### Your goal
What is needed is a copy of each line in the listing below that contains "Left".

--- START ---

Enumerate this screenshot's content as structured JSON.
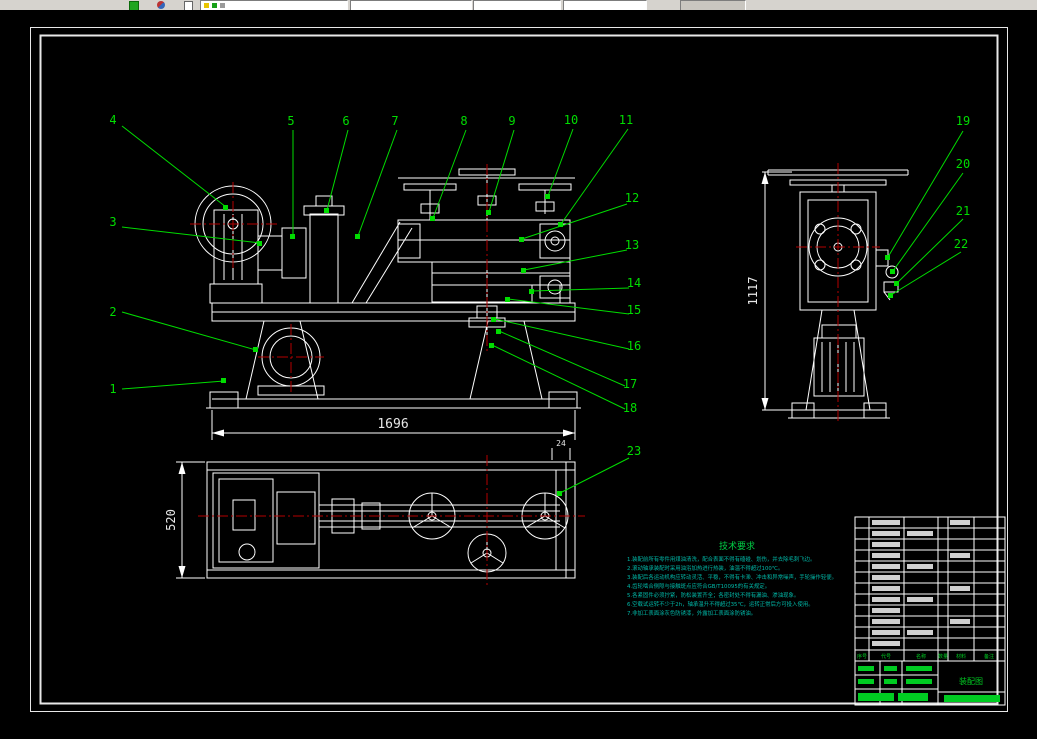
{
  "toolbar": {
    "icons": {
      "layer_icon": "green-grid-square",
      "color_wheel_icon": "two-tone-circle",
      "sheet_icon": "blank-page"
    }
  },
  "callouts": [
    "1",
    "2",
    "3",
    "4",
    "5",
    "6",
    "7",
    "8",
    "9",
    "10",
    "11",
    "12",
    "13",
    "14",
    "15",
    "16",
    "17",
    "18",
    "19",
    "20",
    "21",
    "22",
    "23"
  ],
  "dimensions": {
    "front_width": "1696",
    "side_height": "1117",
    "top_width": "520",
    "detail": "24"
  },
  "tech_requirements": {
    "title": "技术要求",
    "lines": [
      "1.装配前所有零件用煤油清洗，配合表面不得有磕碰、划伤，并去除毛刺飞边。",
      "2.滚动轴承装配时采用油浴加热进行热装，油温不得超过100℃。",
      "3.装配后各运动机构应转动灵活、平稳，不得有卡滞、冲击和异常噪声，手轮操作轻便。",
      "4.齿轮啮合侧隙与接触斑点应符合GB/T10095的有关规定。",
      "5.各紧固件必须拧紧，防松装置齐全；各密封处不得有漏油、渗油现象。",
      "6.空载试运转不少于2h，轴承温升不得超过35℃，运转正常后方可投入使用。",
      "7.非加工表面涂灰色防锈漆，外露加工表面涂防锈油。"
    ]
  },
  "parts_table": {
    "headers": [
      "序号",
      "代号",
      "名称",
      "数量",
      "材料",
      "备注"
    ]
  },
  "title_block": {
    "drawing_title": "装配图"
  },
  "colors": {
    "callout_green": "#00dd00",
    "centerline_red": "#b40000",
    "line_white": "#ffffff",
    "tech_text": "#00b8a8",
    "background": "#000000",
    "toolbar_bg": "#d6d3ce"
  }
}
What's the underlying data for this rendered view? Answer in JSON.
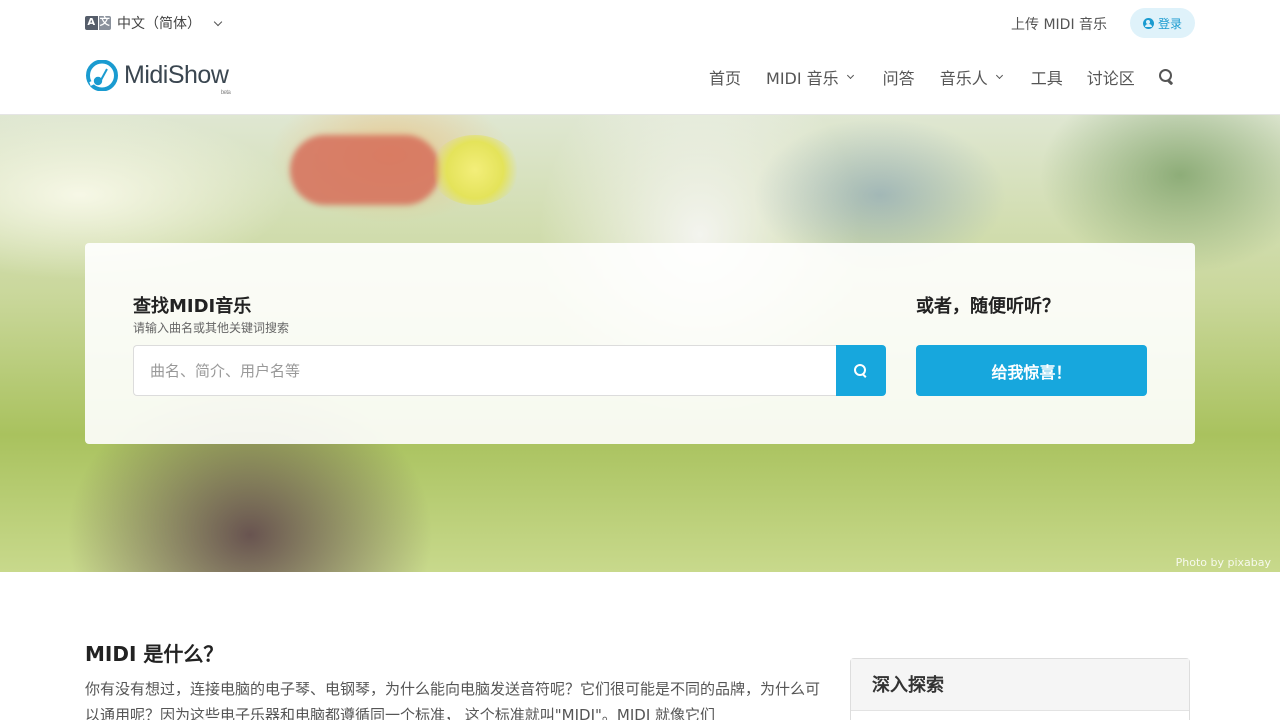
{
  "topbar": {
    "language": {
      "icon": "translate-icon",
      "icon_glyphs": [
        "A",
        "文"
      ],
      "label": "中文（简体）"
    },
    "upload_label": "上传 MIDI 音乐",
    "login": {
      "icon": "user-circle-icon",
      "label": "登录"
    }
  },
  "header": {
    "logo_text": "MidiShow",
    "logo_badge": "beta",
    "nav": [
      {
        "label": "首页",
        "has_dropdown": false
      },
      {
        "label": "MIDI 音乐",
        "has_dropdown": true
      },
      {
        "label": "问答",
        "has_dropdown": false
      },
      {
        "label": "音乐人",
        "has_dropdown": true
      },
      {
        "label": "工具",
        "has_dropdown": false
      },
      {
        "label": "讨论区",
        "has_dropdown": false
      }
    ],
    "search_icon": "search-icon"
  },
  "hero": {
    "photo_credit": "Photo by pixabay",
    "search": {
      "title": "查找MIDI音乐",
      "subtitle": "请输入曲名或其他关键词搜索",
      "placeholder": "曲名、简介、用户名等",
      "value": "",
      "button_icon": "search-icon"
    },
    "random": {
      "title": "或者，随便听听？",
      "button_label": "给我惊喜！"
    }
  },
  "content": {
    "section_title": "MIDI 是什么？",
    "section_text": "你有没有想过，连接电脑的电子琴、电钢琴，为什么能向电脑发送音符呢？它们很可能是不同的品牌，为什么可以通用呢？因为这些电子乐器和电脑都遵循同一个标准， 这个标准就叫\"MIDI\"。MIDI 就像它们",
    "sidebar_title": "深入探索"
  },
  "colors": {
    "accent": "#17a7dd",
    "login_bg": "#dff2fa",
    "login_text": "#1a9bd0"
  }
}
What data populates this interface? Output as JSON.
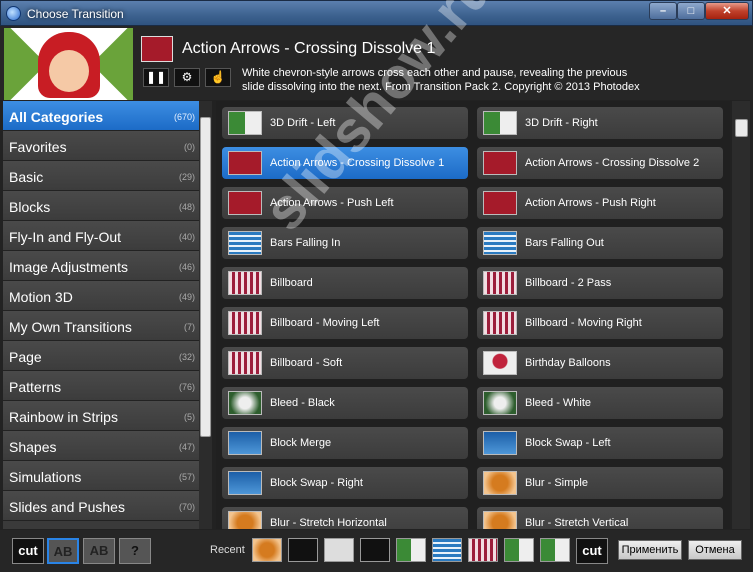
{
  "window": {
    "title": "Choose Transition",
    "controls": [
      "–",
      "□",
      "✕"
    ]
  },
  "header": {
    "name": "Action Arrows - Crossing Dissolve 1",
    "description": "White chevron-style arrows cross each other and pause, revealing the previous slide dissolving into the next. From Transition Pack 2. Copyright © 2013 Photodex",
    "buttons": {
      "pause": "❚❚",
      "settings": "⚙",
      "pointer": "☝"
    }
  },
  "categories": [
    {
      "label": "All Categories",
      "count": "(670)",
      "selected": true
    },
    {
      "label": "Favorites",
      "count": "(0)"
    },
    {
      "label": "Basic",
      "count": "(29)"
    },
    {
      "label": "Blocks",
      "count": "(48)"
    },
    {
      "label": "Fly-In and Fly-Out",
      "count": "(40)"
    },
    {
      "label": "Image Adjustments",
      "count": "(46)"
    },
    {
      "label": "Motion 3D",
      "count": "(49)"
    },
    {
      "label": "My Own Transitions",
      "count": "(7)"
    },
    {
      "label": "Page",
      "count": "(32)"
    },
    {
      "label": "Patterns",
      "count": "(76)"
    },
    {
      "label": "Rainbow in Strips",
      "count": "(5)"
    },
    {
      "label": "Shapes",
      "count": "(47)"
    },
    {
      "label": "Simulations",
      "count": "(57)"
    },
    {
      "label": "Slides and Pushes",
      "count": "(70)"
    }
  ],
  "transitions": [
    {
      "label": "3D Drift - Left",
      "icon": "green"
    },
    {
      "label": "3D Drift - Right",
      "icon": "green"
    },
    {
      "label": "Action Arrows - Crossing Dissolve 1",
      "icon": "red",
      "selected": true
    },
    {
      "label": "Action Arrows - Crossing Dissolve 2",
      "icon": "red"
    },
    {
      "label": "Action Arrows - Push Left",
      "icon": "red"
    },
    {
      "label": "Action Arrows - Push Right",
      "icon": "red"
    },
    {
      "label": "Bars Falling In",
      "icon": "bars"
    },
    {
      "label": "Bars Falling Out",
      "icon": "bars"
    },
    {
      "label": "Billboard",
      "icon": "bill"
    },
    {
      "label": "Billboard - 2 Pass",
      "icon": "bill"
    },
    {
      "label": "Billboard - Moving Left",
      "icon": "bill"
    },
    {
      "label": "Billboard - Moving Right",
      "icon": "bill"
    },
    {
      "label": "Billboard - Soft",
      "icon": "bill"
    },
    {
      "label": "Birthday Balloons",
      "icon": "balloon"
    },
    {
      "label": "Bleed - Black",
      "icon": "bleed"
    },
    {
      "label": "Bleed - White",
      "icon": "bleed"
    },
    {
      "label": "Block Merge",
      "icon": "block"
    },
    {
      "label": "Block Swap - Left",
      "icon": "block"
    },
    {
      "label": "Block Swap - Right",
      "icon": "block"
    },
    {
      "label": "Blur - Simple",
      "icon": "blur"
    },
    {
      "label": "Blur - Stretch Horizontal",
      "icon": "blur"
    },
    {
      "label": "Blur - Stretch Vertical",
      "icon": "blur"
    }
  ],
  "watermark": "slidshow.ru",
  "bottom": {
    "cut": "cut",
    "ab1": "AB",
    "ab2": "AB",
    "help": "?",
    "recent_label": "Recent",
    "recent_cut": "cut",
    "apply": "Применить",
    "cancel": "Отмена"
  }
}
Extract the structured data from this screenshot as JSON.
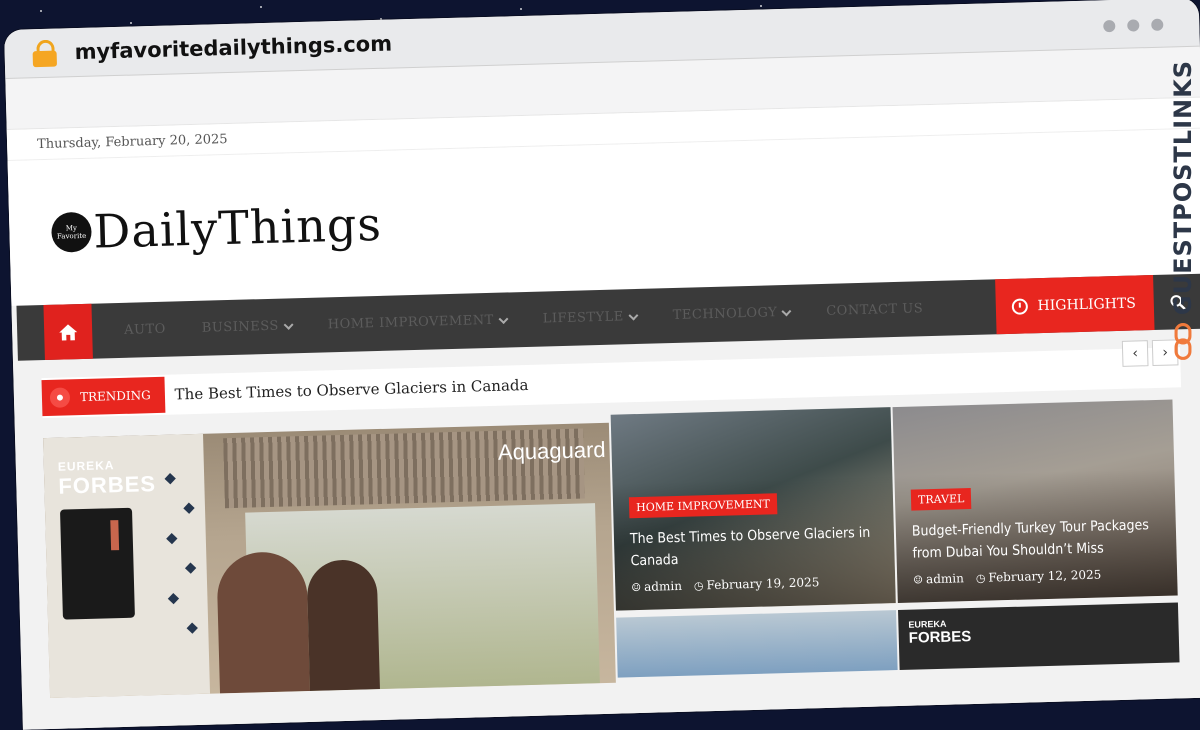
{
  "browser": {
    "url": "myfavoritedailythings.com"
  },
  "topbar": {
    "date": "Thursday, February 20, 2025"
  },
  "site": {
    "logo_badge_line1": "My",
    "logo_badge_line2": "Favorite",
    "logo_text": "DailyThings"
  },
  "nav": {
    "items": [
      {
        "label": "AUTO",
        "has_dropdown": false
      },
      {
        "label": "BUSINESS",
        "has_dropdown": true
      },
      {
        "label": "HOME IMPROVEMENT",
        "has_dropdown": true
      },
      {
        "label": "LIFESTYLE",
        "has_dropdown": true
      },
      {
        "label": "TECHNOLOGY",
        "has_dropdown": true
      },
      {
        "label": "CONTACT US",
        "has_dropdown": false
      }
    ],
    "highlights_label": "HIGHLIGHTS",
    "home_icon": "home-icon",
    "search_icon": "search-icon"
  },
  "trending": {
    "label": "TRENDING",
    "headline": "The Best Times to Observe Glaciers in Canada",
    "prev": "‹",
    "next": "›"
  },
  "feature": {
    "brand_line1": "EUREKA",
    "brand_line2": "FORBES",
    "product": "Aquaguard"
  },
  "cards": [
    {
      "category": "HOME IMPROVEMENT",
      "title": "The Best Times to Observe Glaciers in Canada",
      "author": "admin",
      "date": "February 19, 2025"
    },
    {
      "category": "TRAVEL",
      "title": "Budget-Friendly Turkey Tour Packages from Dubai You Shouldn’t Miss",
      "author": "admin",
      "date": "February 12, 2025"
    }
  ],
  "card4": {
    "brand_line1": "EUREKA",
    "brand_line2": "FORBES"
  },
  "stamp": {
    "text": "GUESTPOSTLINKS"
  },
  "colors": {
    "accent_red": "#e8261f",
    "nav_bg": "#3a3a3a",
    "background": "#0d1430"
  }
}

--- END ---

### Solution for this problem
      "label": "3D Drift - Left",
      "label": "Action Arrows - Push Left",
      "label": "Billboard - Moving Left",
      "label": "Block Swap - Left",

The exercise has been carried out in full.